Old Photos by Arel
500. Maes & Roy. G. No warnings.
My take on how Hughes got into photography. Sorry this submission is late...
"Do you want it?"
Maes blinked at the bulky black object being shoved under his nose. "What is it?"
Roy rolled his eyes. "It's a camera, duh. Do you want it or not?"
"Why're you giving it to me?" Maes asked, suspiciously.
"I got it from Uncle Max," Roy said, "but I don't know how to use it, and I'd probably break it anyway. And Mom doesn't want it in the house. She thinks cameras steal your soul or something." He made a face, a long-suffering, exasperated face that most would find odd on such a small boy.
Maes smiled faintly. "You really wanna give it to me?"
Roy nodded. "Just don't use it where Mom can see you, or she'll get mad."
Maes held up a hand and nodded solemnly. "Cross my heart." He took the camera. It felt good in his hands.
• • • • •
In honor of his benefactor, the first roll of film was declared "the Roy roll". All that attention was fun at first, but Roy soon grew weary of the older boy constantly following him around, with that ever-present camera in tow. He came up with more and more ingenious places to hide, which generated more and more amusing shots for Maes to take; which, in turn, only encouraged him more.
Overall, Roy was relieved when the roll was finally full, and Maes moved onto other photographic subjects: such as finding out how many pictures he could take of Roy's mother before she noticed him, and chased him from the kitchen, brandishing a wooden spoon and flinging Xingate curses.
• • • • •
Roy looked up to see Maes Hughes standing before his desk, grinning and holding a dusty cardboard box. "What is it, Major?"
"I can see you're busy," Maes smirked. "But I found these in my attic, thought you might want to see them." And then he turned and walked off, leaving the cardboard box on the desk. Roy waited until the door had shut to pull the box toward him.
Inside, there were many dusty envelopes, thick and full, each one dated, not one less than fifteen years old. And there was an envelope with the words "Roy Roll" printed carefully next to the date. Roy's eyes widened, a faint smile crossing his face. He opened the envelope carefully.
The photos were old, monochrome and slightly musty, but the subjects were familiar. The small, familiar house, the pear tree in the front yard, the rooms inside. Two boys: one skinny and bespectacled and grinning maniacally, the other sullen and dark-haired and small for his age.

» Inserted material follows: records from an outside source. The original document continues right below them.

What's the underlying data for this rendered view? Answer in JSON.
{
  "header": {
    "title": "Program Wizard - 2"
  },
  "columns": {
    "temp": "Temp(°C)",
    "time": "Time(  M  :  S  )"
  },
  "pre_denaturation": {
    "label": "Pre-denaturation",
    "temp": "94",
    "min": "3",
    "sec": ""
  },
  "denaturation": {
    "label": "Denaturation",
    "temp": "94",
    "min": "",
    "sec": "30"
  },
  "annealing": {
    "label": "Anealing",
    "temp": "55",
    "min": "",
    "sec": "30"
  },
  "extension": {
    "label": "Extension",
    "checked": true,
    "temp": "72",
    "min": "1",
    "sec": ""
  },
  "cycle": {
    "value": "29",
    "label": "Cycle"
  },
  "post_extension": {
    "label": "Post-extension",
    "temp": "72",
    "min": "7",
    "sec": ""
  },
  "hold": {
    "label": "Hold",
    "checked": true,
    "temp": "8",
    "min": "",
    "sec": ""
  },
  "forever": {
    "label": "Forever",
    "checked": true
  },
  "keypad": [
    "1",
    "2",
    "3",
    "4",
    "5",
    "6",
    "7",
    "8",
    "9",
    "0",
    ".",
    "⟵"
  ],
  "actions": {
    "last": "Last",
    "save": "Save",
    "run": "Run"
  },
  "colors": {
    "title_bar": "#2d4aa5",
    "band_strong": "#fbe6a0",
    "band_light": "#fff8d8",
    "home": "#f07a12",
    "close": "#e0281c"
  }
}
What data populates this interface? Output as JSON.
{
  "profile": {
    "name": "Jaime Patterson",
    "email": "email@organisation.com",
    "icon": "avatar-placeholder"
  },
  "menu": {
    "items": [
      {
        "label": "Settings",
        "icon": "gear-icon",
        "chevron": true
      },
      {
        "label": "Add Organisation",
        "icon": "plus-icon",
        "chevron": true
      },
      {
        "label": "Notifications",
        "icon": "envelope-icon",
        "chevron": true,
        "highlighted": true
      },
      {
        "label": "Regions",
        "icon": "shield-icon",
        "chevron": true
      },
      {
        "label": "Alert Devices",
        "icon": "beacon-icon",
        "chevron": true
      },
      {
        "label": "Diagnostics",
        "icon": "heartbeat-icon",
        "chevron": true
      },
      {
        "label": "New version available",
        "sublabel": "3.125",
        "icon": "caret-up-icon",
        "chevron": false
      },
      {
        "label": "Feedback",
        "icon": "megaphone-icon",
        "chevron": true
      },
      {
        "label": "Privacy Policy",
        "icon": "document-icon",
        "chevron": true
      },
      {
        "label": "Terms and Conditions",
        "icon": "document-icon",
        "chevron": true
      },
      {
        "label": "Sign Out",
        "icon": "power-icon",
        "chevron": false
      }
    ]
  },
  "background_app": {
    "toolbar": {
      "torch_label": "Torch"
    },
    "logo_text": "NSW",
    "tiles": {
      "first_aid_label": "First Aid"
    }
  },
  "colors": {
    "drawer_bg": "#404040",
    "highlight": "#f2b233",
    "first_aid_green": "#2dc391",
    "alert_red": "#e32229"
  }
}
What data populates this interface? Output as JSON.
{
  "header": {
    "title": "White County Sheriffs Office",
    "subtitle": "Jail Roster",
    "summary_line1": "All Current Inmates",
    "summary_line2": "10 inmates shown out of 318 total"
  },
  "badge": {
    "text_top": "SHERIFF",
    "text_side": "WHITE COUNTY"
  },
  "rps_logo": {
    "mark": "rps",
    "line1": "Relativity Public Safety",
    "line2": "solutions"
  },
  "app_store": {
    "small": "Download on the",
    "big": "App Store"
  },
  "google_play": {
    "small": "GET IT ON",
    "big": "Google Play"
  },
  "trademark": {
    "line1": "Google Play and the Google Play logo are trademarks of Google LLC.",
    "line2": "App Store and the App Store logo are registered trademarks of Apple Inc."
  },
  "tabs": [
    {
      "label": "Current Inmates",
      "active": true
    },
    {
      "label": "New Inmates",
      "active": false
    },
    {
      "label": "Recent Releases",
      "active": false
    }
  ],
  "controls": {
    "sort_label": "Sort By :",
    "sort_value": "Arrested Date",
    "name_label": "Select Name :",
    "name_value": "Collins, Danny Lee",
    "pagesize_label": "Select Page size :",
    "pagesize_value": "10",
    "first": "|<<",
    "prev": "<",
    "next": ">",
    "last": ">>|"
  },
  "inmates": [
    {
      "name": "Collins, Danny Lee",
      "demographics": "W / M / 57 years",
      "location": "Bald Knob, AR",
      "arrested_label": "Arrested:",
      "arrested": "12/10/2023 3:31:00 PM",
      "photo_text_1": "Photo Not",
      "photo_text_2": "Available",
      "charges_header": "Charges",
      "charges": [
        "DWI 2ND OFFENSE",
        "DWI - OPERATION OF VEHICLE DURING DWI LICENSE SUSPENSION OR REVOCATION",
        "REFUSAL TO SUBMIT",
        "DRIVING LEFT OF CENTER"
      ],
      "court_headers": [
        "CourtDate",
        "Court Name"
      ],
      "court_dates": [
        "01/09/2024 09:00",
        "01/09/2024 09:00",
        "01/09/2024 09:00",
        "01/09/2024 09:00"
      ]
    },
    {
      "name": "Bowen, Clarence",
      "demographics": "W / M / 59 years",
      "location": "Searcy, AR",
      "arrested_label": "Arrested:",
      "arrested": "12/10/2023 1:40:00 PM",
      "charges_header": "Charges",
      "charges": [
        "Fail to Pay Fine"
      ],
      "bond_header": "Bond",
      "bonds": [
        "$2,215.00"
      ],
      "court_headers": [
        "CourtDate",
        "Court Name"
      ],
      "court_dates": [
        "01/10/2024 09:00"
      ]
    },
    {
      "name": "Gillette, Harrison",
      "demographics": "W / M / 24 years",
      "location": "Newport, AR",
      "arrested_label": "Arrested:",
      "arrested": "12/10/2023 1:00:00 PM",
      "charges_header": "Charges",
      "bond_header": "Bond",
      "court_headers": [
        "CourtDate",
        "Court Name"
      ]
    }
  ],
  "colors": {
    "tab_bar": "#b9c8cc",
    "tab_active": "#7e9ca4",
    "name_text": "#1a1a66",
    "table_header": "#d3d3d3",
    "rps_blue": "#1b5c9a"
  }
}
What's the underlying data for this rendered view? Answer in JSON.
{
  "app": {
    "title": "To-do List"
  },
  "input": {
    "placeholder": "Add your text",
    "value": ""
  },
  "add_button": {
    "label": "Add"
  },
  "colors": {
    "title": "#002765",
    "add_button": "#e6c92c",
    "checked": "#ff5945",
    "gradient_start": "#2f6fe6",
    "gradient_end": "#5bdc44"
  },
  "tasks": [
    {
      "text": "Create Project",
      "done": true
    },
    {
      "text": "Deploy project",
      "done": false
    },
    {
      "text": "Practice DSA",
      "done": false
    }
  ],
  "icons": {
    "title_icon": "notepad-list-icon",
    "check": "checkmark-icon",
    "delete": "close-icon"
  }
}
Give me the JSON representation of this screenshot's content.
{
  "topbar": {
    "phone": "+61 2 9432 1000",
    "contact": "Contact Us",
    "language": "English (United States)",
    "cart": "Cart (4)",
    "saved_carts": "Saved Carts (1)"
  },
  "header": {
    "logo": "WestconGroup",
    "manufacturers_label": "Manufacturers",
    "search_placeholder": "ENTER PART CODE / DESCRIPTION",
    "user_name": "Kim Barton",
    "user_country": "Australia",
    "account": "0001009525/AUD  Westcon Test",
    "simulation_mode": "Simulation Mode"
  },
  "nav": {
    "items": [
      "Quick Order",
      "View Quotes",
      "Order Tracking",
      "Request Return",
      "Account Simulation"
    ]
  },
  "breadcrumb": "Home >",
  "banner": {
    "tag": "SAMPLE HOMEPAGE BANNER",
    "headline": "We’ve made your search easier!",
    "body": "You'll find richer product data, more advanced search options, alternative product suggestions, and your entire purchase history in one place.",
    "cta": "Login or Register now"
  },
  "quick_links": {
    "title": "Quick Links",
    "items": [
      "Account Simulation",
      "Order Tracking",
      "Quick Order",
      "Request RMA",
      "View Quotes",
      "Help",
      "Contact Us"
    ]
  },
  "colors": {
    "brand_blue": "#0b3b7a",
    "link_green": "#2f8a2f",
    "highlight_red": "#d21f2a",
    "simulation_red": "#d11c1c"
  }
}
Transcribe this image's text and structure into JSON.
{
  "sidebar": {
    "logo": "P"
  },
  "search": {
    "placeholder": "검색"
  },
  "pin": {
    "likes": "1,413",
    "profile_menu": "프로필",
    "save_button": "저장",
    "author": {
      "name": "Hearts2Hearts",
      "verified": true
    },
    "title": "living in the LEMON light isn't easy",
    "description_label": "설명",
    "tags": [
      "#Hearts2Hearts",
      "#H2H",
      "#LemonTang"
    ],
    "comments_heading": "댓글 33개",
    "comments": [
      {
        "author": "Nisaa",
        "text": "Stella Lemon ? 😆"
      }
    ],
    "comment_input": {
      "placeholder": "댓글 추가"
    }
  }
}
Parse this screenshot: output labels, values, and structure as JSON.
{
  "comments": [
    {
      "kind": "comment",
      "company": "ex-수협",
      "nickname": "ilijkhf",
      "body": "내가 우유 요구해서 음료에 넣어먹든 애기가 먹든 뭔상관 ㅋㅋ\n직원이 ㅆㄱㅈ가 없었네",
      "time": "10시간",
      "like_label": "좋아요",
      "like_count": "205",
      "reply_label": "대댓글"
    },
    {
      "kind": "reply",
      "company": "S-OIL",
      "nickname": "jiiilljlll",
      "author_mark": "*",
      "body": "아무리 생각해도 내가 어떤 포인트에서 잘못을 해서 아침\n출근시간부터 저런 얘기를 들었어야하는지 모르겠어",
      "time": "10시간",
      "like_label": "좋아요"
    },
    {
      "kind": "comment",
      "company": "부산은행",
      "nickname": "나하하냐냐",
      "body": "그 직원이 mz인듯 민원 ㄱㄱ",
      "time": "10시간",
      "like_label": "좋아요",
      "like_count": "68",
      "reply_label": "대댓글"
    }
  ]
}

And the man in the garage... black-haired, bearded, sitting at his drafting table and smiling, just as Roy remembered him.
"By the way, there're fresh pictures of Elysia at the bottom of the box!"
Roy jerked, glaring, but already Maes had disappeared. Roy glared at the closed door a little longer. Then sat back and smiled to himself, flipping through the photos, the summer sun shining through the open window.